Your problem is most likely related to buffering in your system, not anything intrinsically wrong with your line of code. I was able to create a test scenario where I could reproduce it - then make it go away. I hope it will work for you too.
Here is my test scenario. First I write a short script that writes the time to a file every 100 ms (approx) - this is my "log file" that generates enough data that
uniq -c should give me an interesting output every second:
echo The time is `date` >> a.txt
(Note - I had to use
ksh which has the ability to do a sub-second
In another window, I type
tail -f a.txt | uniq -c
Sure enough, you get the following output appearing every second:
9 The time is Thu Dec 12 21:01:05 EST 2013
10 The time is Thu Dec 12 21:01:06 EST 2013
10 The time is Thu Dec 12 21:01:07 EST 2013
9 The time is Thu Dec 12 21:01:08 EST 2013
10 The time is Thu Dec 12 21:01:09 EST 2013
9 The time is Thu Dec 12 21:01:10 EST 2013
10 The time is Thu Dec 12 21:01:11 EST 2013
10 The time is Thu Dec 12 21:01:12 EST 2013
etc.
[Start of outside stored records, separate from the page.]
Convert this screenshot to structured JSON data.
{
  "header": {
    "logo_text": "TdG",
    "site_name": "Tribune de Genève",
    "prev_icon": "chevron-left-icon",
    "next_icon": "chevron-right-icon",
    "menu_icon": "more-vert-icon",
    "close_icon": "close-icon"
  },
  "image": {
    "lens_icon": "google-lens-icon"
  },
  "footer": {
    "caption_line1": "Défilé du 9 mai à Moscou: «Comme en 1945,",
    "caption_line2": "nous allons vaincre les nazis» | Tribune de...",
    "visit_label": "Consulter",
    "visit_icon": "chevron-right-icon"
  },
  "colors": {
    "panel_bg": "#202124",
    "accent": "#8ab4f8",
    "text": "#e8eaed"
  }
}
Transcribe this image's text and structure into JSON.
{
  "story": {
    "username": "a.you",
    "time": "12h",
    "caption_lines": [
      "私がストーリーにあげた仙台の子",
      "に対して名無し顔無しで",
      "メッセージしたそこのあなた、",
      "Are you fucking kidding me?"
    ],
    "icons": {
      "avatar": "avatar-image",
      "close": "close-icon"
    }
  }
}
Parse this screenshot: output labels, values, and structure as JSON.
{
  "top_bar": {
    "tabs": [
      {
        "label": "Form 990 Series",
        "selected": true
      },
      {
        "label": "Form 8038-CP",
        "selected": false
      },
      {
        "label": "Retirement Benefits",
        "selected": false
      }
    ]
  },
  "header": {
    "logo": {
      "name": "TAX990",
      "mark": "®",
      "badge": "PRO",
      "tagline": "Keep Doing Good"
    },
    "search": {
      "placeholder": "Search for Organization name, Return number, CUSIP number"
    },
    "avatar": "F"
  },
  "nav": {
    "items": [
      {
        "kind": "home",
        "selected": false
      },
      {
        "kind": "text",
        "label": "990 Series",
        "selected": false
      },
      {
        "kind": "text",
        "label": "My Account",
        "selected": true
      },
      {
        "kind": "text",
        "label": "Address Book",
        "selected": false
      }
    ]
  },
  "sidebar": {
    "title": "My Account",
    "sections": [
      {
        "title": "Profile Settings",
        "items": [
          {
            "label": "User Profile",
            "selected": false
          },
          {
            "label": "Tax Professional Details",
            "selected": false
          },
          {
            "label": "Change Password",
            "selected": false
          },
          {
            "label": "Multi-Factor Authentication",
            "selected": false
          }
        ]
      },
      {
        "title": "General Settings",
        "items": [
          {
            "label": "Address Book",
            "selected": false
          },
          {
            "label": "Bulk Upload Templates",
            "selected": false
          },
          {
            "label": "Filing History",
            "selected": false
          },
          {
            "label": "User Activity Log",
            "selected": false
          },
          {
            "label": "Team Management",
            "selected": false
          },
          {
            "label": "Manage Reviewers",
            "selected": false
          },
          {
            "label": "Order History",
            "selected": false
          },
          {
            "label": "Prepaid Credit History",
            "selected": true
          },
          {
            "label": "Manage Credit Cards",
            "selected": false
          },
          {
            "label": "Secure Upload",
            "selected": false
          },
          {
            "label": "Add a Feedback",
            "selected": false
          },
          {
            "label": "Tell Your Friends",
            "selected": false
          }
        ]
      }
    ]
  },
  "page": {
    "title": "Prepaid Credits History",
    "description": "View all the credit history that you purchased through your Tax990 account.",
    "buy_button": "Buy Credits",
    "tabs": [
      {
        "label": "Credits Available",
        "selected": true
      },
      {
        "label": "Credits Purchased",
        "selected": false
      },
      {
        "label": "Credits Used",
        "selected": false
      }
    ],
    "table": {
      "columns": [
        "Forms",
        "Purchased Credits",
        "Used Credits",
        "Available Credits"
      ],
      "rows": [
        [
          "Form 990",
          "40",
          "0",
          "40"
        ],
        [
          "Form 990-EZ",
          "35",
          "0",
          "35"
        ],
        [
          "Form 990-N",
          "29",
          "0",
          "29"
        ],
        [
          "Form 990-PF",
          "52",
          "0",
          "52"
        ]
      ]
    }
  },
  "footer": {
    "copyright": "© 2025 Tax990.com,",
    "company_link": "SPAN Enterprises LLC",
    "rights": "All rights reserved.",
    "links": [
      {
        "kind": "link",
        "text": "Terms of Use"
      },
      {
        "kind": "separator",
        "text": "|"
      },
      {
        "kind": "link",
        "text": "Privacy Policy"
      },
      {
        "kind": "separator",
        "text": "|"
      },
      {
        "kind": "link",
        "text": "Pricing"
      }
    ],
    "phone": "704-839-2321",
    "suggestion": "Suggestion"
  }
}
No delays. Important to note - I did not attempt to cut out the time. Next, I did
tail -f a.txt | cut -f7 -d' ' | uniq -c
And your problem reproduced - it would "hang" for quite a while (until there was 4k of characters in the buffer, and then it would vomit it all out at once).
A bit of searching online ( http://stackoverflow.com/a/16823549/1967396 ) told me of a utility called stdbuf . At that reference, it specifically mentions almost exactly your scenario, and they provide the following workaround (paraphrasing to match my scenario above):
tail -f a.txt | stdbuf -oL cut -f7 -d' ' | uniq -c
And that would be great… except that this utility doesn't exist on my machine (Mac OS) - it is specific to GNU coreutils. This left me unable to test - although it may be a good solution for you.
Never fear - I found the following workaround, based on the
socat command (which I honestly barely understand, but I adapted from the answer given at http://unix.stackexchange.com/a/25377 ).
Make a small file called
tailcut.sh (this is the "long_running_command" from the link above):
tail -f a.txt | cut -f7 -d' '
Give it execute permissions with
chmod 755 tailcut.sh . Then issue the following command:
socat EXEC:./tailcut.sh,pty,ctty STDIO | uniq -c
And hey presto - your lumpy output is lumpy no more. The
socat sends the output from the script straight to the next pipe, and
uniq can do its thing.